■ **Exercise directions**
Give only the number of lines in these records that contain the word "amount".

(Web page and app entries)
━━━━━━━━━━━━━━━━━━━━━━━━━━━━━━

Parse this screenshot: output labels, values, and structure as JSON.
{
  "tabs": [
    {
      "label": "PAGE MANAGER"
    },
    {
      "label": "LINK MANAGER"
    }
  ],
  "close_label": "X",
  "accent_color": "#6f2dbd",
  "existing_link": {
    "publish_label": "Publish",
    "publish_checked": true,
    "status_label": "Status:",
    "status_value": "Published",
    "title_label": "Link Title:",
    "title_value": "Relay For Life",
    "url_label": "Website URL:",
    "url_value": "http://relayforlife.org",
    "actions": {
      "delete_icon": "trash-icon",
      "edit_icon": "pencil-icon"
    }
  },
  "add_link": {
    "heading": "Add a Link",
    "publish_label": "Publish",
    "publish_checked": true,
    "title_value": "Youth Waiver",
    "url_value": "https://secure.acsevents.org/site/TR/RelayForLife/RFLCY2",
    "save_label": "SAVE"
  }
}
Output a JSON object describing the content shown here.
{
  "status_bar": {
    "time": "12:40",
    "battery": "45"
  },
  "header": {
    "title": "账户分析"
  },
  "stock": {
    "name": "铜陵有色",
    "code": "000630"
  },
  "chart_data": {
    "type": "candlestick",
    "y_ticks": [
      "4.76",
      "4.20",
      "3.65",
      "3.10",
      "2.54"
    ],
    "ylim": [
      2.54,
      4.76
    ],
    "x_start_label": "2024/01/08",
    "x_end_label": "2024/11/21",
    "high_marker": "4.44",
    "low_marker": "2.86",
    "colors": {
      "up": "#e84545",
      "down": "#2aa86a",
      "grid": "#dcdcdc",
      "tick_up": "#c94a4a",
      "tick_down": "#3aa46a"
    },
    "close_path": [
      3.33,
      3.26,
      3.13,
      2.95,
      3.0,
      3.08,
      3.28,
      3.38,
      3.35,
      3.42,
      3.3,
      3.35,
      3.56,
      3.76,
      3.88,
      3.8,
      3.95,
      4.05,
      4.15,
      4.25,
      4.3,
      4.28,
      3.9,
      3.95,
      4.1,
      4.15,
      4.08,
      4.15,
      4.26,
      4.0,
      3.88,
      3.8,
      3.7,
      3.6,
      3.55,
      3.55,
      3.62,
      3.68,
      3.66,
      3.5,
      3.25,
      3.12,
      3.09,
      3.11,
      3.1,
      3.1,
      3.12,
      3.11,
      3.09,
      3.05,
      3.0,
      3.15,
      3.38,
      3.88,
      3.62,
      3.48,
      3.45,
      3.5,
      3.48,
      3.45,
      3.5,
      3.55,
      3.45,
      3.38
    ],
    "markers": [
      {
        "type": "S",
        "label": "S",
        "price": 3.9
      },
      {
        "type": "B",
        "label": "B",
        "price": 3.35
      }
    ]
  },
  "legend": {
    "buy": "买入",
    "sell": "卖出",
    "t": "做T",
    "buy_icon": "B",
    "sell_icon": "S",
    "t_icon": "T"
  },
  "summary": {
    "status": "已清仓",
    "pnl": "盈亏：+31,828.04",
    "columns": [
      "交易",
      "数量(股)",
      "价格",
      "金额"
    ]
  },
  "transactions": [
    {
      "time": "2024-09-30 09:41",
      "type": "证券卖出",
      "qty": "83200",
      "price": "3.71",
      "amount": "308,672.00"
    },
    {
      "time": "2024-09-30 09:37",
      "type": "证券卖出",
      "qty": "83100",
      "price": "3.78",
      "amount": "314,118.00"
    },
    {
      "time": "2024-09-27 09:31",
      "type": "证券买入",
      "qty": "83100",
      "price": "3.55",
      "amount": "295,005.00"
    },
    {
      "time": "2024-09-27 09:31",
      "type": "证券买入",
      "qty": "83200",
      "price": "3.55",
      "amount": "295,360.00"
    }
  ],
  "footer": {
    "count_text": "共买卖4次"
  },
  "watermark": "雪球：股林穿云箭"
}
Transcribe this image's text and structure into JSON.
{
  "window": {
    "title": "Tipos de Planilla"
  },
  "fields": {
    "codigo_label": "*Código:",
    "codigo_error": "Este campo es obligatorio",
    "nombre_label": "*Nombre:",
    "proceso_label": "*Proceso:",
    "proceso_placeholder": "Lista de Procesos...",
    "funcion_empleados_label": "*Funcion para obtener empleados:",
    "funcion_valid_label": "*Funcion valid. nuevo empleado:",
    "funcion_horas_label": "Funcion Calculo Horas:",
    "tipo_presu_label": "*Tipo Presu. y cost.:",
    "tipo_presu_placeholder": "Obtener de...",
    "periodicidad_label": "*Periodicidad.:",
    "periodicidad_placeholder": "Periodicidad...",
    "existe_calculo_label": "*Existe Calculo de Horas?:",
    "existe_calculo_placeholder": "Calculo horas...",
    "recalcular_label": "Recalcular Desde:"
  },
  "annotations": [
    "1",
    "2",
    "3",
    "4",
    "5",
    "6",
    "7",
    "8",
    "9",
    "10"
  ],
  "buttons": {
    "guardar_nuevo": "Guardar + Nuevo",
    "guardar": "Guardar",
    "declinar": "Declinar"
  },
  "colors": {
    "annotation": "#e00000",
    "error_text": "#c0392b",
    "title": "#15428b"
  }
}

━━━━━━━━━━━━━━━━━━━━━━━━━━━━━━

■ **Task solution**
4